In this age of diet fads and fast foods, the best eating plan may be the oldest. In Biblical times, people lived on whole grains, fruits, nuts, greens, legumes, and olive oil, only consuming small amounts of animal protein. Their diet was filled with fiber, lean protein, antioxidants, phytochemicals, and phytonutrients, and was low in fat, sodium, and cholesterol.
A diet that contains plenty of phytochemicals can help prevent heart disease and cancer, reduce blood pressure, and slow the effects of aging. These naturally occurring compounds lay an antioxidant-rich foundation that’s inhospitable to toxins, free radicals, and other stressors. Moreover, they help to eliminate free radicals that damage our DNA, the source of healing and intelligence in the body.
Can eating vegetables promote healing and prolong your life? Many mainstream scientists think so. Experts are now convinced that the right dietary choices can extend life span and keep us younger, healthier, and stronger as we go through life.See All Chapters
|Carolyn Chapman||Solution Tree Press||ePub|

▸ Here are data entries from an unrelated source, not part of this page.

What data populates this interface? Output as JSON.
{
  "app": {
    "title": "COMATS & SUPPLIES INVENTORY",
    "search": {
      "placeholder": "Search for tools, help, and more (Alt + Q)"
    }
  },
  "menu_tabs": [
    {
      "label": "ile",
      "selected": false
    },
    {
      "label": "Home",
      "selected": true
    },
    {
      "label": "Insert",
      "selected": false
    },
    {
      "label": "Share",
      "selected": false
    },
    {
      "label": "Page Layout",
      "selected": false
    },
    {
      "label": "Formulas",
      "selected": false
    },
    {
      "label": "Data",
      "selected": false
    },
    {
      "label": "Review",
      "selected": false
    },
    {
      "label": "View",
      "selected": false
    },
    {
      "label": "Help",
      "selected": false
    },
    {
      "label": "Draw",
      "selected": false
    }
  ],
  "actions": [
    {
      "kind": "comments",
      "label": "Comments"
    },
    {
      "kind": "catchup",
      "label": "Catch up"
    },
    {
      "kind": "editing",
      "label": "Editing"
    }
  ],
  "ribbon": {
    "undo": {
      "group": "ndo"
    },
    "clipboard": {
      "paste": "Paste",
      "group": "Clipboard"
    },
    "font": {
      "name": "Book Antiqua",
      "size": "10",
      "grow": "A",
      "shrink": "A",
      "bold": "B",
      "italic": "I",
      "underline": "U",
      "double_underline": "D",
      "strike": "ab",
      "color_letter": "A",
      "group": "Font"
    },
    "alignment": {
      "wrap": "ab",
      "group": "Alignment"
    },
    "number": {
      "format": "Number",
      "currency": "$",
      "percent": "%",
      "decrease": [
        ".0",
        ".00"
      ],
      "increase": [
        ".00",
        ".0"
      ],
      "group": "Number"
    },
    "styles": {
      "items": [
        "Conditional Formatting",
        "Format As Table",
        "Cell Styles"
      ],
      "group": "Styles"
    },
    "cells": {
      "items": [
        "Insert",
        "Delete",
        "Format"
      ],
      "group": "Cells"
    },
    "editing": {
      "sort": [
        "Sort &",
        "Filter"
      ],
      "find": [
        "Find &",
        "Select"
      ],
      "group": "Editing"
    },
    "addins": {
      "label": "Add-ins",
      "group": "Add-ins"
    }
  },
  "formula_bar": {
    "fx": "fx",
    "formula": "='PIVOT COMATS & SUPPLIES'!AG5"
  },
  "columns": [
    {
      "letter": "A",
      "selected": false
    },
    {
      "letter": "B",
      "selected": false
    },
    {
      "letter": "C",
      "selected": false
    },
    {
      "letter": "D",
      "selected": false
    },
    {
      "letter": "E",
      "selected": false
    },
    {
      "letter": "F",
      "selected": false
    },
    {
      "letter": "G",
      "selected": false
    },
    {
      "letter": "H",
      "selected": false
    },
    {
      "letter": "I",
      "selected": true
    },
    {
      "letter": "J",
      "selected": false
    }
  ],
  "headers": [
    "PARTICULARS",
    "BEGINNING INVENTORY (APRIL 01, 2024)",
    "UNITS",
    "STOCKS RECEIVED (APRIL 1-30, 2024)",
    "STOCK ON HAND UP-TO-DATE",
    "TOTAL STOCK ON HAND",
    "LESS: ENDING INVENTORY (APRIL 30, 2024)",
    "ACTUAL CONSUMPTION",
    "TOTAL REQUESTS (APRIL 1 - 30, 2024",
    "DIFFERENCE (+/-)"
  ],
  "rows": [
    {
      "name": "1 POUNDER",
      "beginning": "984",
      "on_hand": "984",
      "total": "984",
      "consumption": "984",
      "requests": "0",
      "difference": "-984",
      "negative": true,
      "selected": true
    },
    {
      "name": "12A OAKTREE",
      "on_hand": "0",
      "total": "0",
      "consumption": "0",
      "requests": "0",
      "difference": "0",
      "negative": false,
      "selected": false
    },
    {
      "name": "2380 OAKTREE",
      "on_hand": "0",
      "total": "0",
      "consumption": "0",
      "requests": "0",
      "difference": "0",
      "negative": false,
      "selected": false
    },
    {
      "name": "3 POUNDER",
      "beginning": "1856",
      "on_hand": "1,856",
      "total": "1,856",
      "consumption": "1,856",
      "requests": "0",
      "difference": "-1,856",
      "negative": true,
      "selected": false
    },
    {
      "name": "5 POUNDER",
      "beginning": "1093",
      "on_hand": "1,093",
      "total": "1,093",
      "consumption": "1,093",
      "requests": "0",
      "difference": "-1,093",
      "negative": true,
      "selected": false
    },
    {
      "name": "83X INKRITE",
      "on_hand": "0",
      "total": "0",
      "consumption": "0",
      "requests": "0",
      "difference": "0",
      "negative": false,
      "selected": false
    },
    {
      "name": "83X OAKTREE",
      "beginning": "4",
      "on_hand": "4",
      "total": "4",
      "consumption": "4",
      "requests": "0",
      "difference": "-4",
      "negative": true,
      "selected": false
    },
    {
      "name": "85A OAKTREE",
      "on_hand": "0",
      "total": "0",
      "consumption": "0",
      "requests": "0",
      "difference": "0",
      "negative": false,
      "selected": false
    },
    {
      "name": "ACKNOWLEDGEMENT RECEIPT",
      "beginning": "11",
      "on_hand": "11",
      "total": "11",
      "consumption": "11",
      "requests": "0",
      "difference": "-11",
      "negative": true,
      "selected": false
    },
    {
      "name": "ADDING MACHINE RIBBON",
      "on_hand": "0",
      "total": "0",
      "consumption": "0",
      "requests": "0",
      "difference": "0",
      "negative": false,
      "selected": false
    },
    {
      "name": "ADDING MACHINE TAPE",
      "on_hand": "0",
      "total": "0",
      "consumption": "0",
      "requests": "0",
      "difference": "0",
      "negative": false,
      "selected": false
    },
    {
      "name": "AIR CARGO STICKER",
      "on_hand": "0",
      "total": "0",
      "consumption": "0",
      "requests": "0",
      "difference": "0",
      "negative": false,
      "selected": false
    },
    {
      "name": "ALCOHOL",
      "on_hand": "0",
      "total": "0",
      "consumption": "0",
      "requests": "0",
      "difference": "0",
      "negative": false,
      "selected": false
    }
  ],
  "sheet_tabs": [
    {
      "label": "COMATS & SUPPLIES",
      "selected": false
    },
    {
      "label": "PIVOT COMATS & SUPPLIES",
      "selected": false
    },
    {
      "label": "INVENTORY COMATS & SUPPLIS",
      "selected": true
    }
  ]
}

Frustrated with the results of his summative assessment on the Revolutionary War, Mr. Creighton was looking for new ways to help his students learn. Under immense pressure to meet adequate yearly progress, Mr. Creighton and his colleagues were working tremendously hard. When so many of his students failed the unit test, he was quite discouraged, as were his students.
After examining the assessment, it became clear that the majority of the items on the test were at a knowledge or recall level in which students were asked to identify the causes of the Revolutionary War and explain how and why the colonies fought for their independence. Each of these topics was discussed at length during class, and the test asked students to recall those discussions in multiple-choice and short-answer questions. The test should have been a slam-dunk for students as the instruction—lectures and discussions—all addressed these concepts.
In response to a professional development training focused on defining learning with a focus on high expectations, Mr. Creighton constructed the next test at a much higher level, with questions that asked students to contemplate specific situations and consider how the law might be applied in response. While some items were simple, such as identifying the branches of government and their functions, the majority of the test incorporated more complex tasks that required students to discuss the role each branch might play in authentic scenarios.See All Chapters
Business & Economics